Many came to enjoy the work of Mikis Theodorakis with internationally acclaimed George Ellis at the podium leading the Melbourne Symphony Orchestra while singer Dimitris Basis filled the stage with his presence.
The Board of the GCM attended to watch Dimitris Basis marvellous performance and the remarkable work of Mikis Theodorakis.
Τhe president of the GCM Mr Bill Papastergiadis, OAM said “There are no words to describe the remarkable artistic talent of Mikis Theodorakis and his intensely deep love of Greece. His work and legacy are astonishing and the GCM feels honoured to be hosting an event of this calibre performed by the talented Dimitris Basis “.
Cultural Programs Chair for the GCM Leo Vlahakis said: "It's been a long while, but it’s been worth the wait. The prodigiously talented Dimitris Basis has returned to Melbourne to perform the work of the one and only, legend of music-not just in the Greek landscape but the world over-Mikis Theodorakis. The “Ballad of The Dead Brother” was composed sixty years ago and remains a masterpiece and there is nobody better suited to perform for us than Dimitris Basis. It gives the Greek Community of Melbourne enormous pleasure to be hosting such a special event that we enjoyed enormously"”
Mikis Theodorakis in the past has shared his thoughts for his play: “The ballad of the dead brother” is one of my most important work and the one where I always identify with, in every aspect of my life. During these difficult times of the Civil war, Greece was sunk in tears and blood in this never-ending challenge”
Mikis Theodorakis composed a dramatic synthesis based on The Dead Brother's Song named The Ballad of the Dead Brother which referred to the Greek Civil War and the then oppressive political situation in Greece. The legacy of Mikis Theodorakis in Greece and beyond is found not only in his struggle for freedom, even in the face of personal torture and exile, it is in his flawless coupling of art with the voice of the people. What could be a more pertinent example than his perhaps most famous composition: the dance melody for Michael Cacoyannis’ legendary film Zorba the Greek, which has become an unofficial Greek national anthem. The significance of this melody for the people of Greece echoes the power of Verdi’s Va pensiero, and the melody that first inspired Theodorakis to become a composer, Beethoven’s Ode to Joy.

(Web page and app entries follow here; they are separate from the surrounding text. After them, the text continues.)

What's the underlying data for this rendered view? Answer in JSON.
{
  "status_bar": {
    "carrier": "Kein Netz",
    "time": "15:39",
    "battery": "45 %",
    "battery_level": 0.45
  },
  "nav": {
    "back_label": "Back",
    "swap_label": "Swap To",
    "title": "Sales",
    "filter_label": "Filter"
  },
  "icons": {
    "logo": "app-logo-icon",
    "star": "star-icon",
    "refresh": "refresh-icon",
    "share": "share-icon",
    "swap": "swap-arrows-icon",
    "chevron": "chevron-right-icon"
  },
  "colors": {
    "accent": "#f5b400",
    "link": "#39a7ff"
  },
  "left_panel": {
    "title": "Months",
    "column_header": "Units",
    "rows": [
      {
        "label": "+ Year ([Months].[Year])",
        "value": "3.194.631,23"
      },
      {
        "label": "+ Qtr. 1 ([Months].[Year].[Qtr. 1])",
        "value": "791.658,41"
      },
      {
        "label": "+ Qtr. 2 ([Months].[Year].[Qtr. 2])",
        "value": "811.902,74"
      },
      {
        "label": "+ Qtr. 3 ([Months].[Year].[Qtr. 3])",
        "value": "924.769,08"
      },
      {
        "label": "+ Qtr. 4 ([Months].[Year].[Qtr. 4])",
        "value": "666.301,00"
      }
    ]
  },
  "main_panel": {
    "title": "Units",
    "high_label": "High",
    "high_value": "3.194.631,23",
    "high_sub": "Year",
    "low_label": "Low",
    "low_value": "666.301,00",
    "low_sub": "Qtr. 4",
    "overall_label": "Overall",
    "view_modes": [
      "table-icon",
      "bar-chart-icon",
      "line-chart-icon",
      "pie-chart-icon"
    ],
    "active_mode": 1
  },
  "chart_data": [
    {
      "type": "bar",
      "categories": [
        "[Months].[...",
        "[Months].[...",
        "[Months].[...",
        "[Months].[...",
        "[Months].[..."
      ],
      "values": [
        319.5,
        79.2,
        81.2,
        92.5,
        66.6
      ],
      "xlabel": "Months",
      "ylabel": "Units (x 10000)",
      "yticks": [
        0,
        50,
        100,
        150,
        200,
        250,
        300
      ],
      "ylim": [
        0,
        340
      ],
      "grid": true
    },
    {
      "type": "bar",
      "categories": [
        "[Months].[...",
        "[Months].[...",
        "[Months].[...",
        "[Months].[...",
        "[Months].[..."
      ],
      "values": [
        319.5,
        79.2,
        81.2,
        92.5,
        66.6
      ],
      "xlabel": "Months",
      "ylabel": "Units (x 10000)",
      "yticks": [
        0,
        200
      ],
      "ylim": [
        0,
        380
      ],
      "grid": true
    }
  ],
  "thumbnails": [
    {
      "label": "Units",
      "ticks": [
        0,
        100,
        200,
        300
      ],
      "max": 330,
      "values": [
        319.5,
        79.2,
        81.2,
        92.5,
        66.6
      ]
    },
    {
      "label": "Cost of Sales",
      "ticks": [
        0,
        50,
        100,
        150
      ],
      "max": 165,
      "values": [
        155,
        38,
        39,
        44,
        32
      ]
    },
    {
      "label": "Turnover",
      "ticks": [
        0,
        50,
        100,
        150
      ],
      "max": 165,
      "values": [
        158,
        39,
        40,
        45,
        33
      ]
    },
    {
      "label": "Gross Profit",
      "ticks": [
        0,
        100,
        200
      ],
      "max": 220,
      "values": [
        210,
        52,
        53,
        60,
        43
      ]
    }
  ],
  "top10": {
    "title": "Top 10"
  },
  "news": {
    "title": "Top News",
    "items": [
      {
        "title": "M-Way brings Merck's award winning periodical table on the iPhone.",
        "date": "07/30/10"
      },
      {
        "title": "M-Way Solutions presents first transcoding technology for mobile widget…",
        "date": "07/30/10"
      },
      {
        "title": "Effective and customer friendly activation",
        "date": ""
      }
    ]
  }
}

The resounding cheers in the end seemed like they would not stop, and the crowd was talking about this incredible night, long after the concert finished.